Sara Goldrick-Rab, a professor of higher education policy and sociology who researches college housing at Temple University, says colleges force students to live on campus oftentimes because colleges view housing as a money-maker.
“It often isn’t. It is hard to do housing well,” Goldrick-Rab, told Diverse Education, “Schools are making estimates. They’re making projections … and they’re hoping that they get it right.”
Clark Atlanta insists they explained the housing and financial aid process clearly and says they have housing for all of the students who are financially enrolled. Apparently, Clark believes that 150 students refused to follow directions, are lying or they prefer the campus’ thick Bermuda grass lawns to dormitory life.
In response to inquiries from The Root, Sam D. Burston, CAU’s vice president and chief advancement officer in the Office of Institutional Advancement and University Relations, emailed us the following statement on Wednesday, August 15:
As of 5:00 PM today, we have assigned housing to all freshmen and sophomores seeking on-campus accommodations who have met the financial enrollment requirements.
On-campus housing is still available for any additional freshmen and sophomores who become financially enrolled.
In addition, we are working with upperclassmen seeking housing to complete the financial enrollment process. Students in temporary on-campus housing have been notified that they have until Thursday, August 16, 2018, to fulfill their financial obligations.
The Office of Student Services and Campus Life’s operating hours remain 9:00 a.m. to 5:00 p.m.; all students signed in by 5:00 p.m. will receive service.
Malana Wells ultimately stayed in Ohio and enrolled in Kent State University.
After Shirelle Copeland decided not to risk her daughter’s college education on what she views as an unresponsive and inept administration, she chalked up the more than $1,000 she spent on flights, hotels and rentals as a lost cause and her daughter’s disappointment as a “hard lesson she had to learn.”
But she assumed, for the sake of decency, that Clark Atlanta would at least refund the $475 “confirmation fee” required of all incoming students. After all, if her daughter, like the 150 or so other students, was “not financially enrolled,” then what exactly were they confirming by paying $475?
“I ended up at the president’s office after calling them probably about 100 times repeatedly until they hung on me,” Copeland said. “They refused to allow me to wait on hold for the president. They refused to give him the phone. They kept saying he wasn’t there for days at a time.”
Copeland finally received a letter from Associate Vice President of Enrollment Michael J. Marshall informing Copeland that he “engaged the primary stakeholders to thoroughly review” her refund request. But the refund request was denied “after careful thought and deliberation.” After the letter was emailed, it seems as if Clark Atlanta University blocked all email communication from Copeland, according to documents received by The Root.

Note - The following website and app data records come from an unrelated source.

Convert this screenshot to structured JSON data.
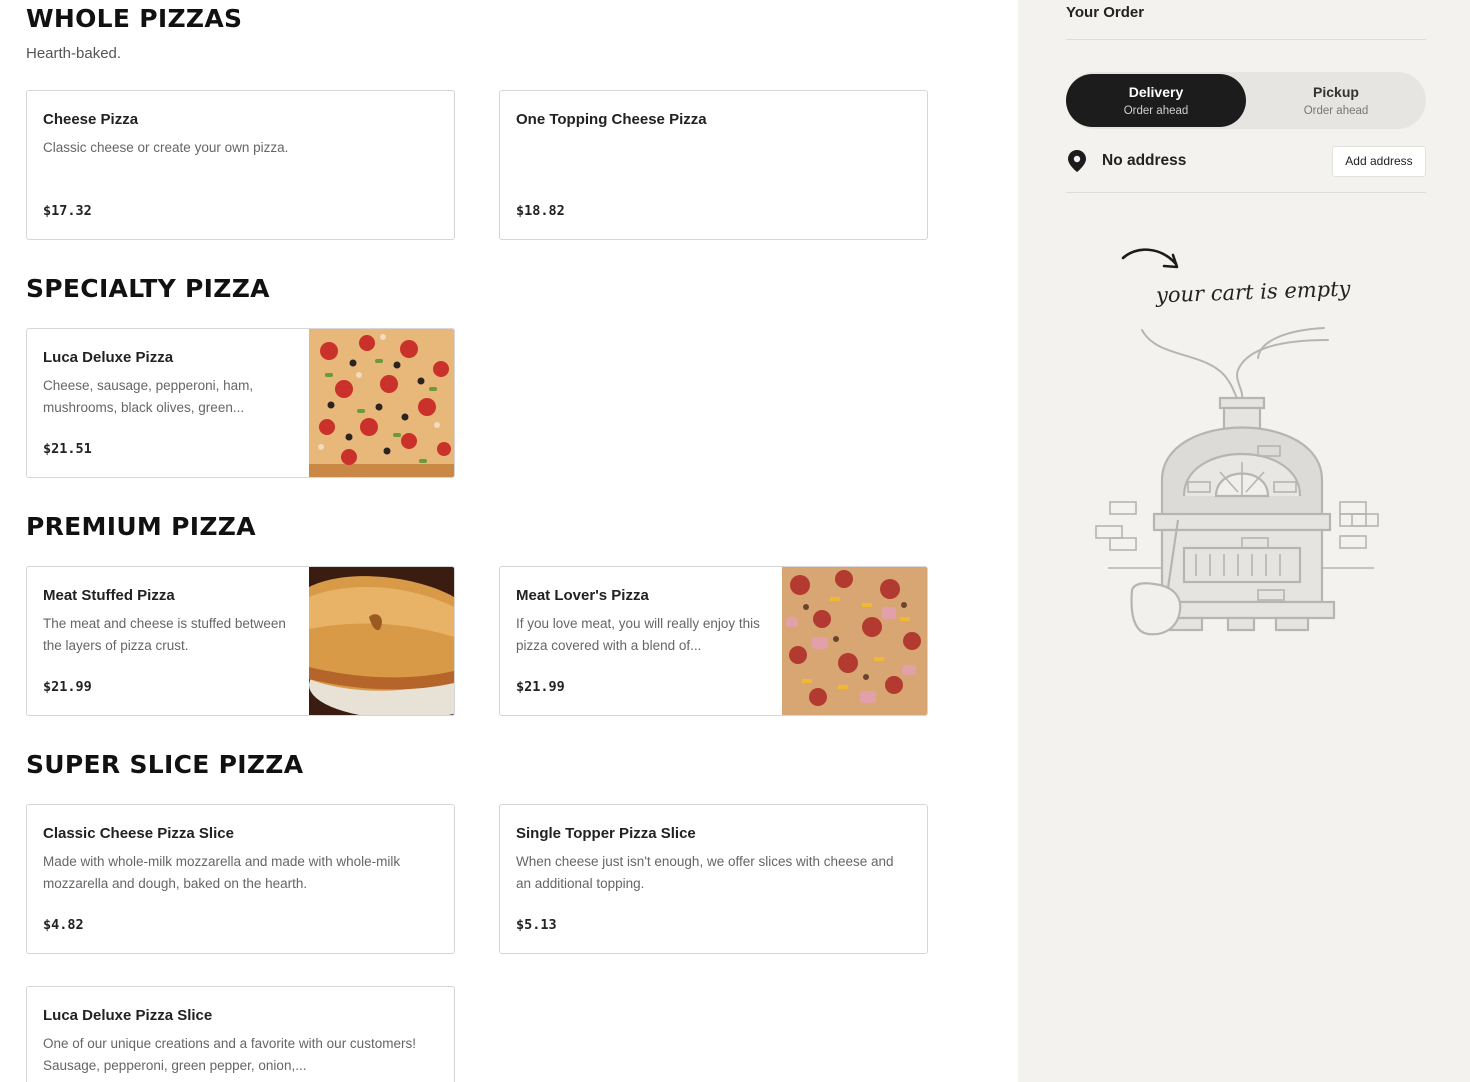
{
  "menu": {
    "sections": [
      {
        "title": "WHOLE PIZZAS",
        "subtitle": "Hearth-baked.",
        "items": [
          {
            "name": "Cheese Pizza",
            "description": "Classic cheese or create your own pizza.",
            "price": "$17.32"
          },
          {
            "name": "One Topping Cheese Pizza",
            "description": "",
            "price": "$18.82"
          }
        ]
      },
      {
        "title": "SPECIALTY PIZZA",
        "items": [
          {
            "name": "Luca Deluxe Pizza",
            "description": "Cheese, sausage, pepperoni, ham, mushrooms, black olives, green...",
            "price": "$21.51",
            "image": "luca-deluxe-pizza-photo"
          }
        ]
      },
      {
        "title": "PREMIUM PIZZA",
        "items": [
          {
            "name": "Meat Stuffed Pizza",
            "description": "The meat and cheese is stuffed between the layers of pizza crust.",
            "price": "$21.99",
            "image": "meat-stuffed-pizza-photo"
          },
          {
            "name": "Meat Lover's Pizza",
            "description": "If you love meat, you will really enjoy this pizza covered with a blend of...",
            "price": "$21.99",
            "image": "meat-lovers-pizza-photo"
          }
        ]
      },
      {
        "title": "SUPER SLICE PIZZA",
        "items": [
          {
            "name": "Classic Cheese Pizza Slice",
            "description": "Made with whole-milk mozzarella and made with whole-milk mozzarella and dough, baked on the hearth.",
            "price": "$4.82"
          },
          {
            "name": "Single Topper Pizza Slice",
            "description": "When cheese just isn't enough, we offer slices with cheese and an additional topping.",
            "price": "$5.13"
          },
          {
            "name": "Luca Deluxe Pizza Slice",
            "description": "One of our unique creations and a favorite with our customers! Sausage, pepperoni, green pepper, onion,...",
            "price": ""
          }
        ]
      }
    ]
  },
  "order": {
    "title": "Your Order",
    "delivery_label": "Delivery",
    "delivery_sub": "Order ahead",
    "pickup_label": "Pickup",
    "pickup_sub": "Order ahead",
    "selected_mode": "Delivery",
    "address_text": "No address",
    "add_address_label": "Add address",
    "empty_cart_text": "your cart is empty",
    "icons": [
      "location-pin-icon",
      "arrow-icon",
      "pizza-oven-illustration"
    ]
  },
  "colors": {
    "accent_dark": "#1c1c1c",
    "sidebar_bg": "#f3f2ef",
    "card_border": "#d6d6d6"
  }
}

While Copeland acknowledges that “everything happens for a reason,” she admits she is not only left with a hole in her pocket but the calamity made her reluctant to send her daughter to any historically black college or university.
“I’m a single black mother trying to get my daughter into higher learning and this is the experience you leave me with?” she asked. “I was told that this was to be accepted at an HBCU. I even heard Tom Joyner say it. But why are we expecting that? We wouldn’t accept it from anywhere else,” Copeland explained, adding:
“They are literally responsible for the lives of our children ... our future. If they can’t handle something as simple as providing a bed and a roof over their heads, why would I send my child there?”
Copeland’s argument sounds reasonable...
But dat grass, tho!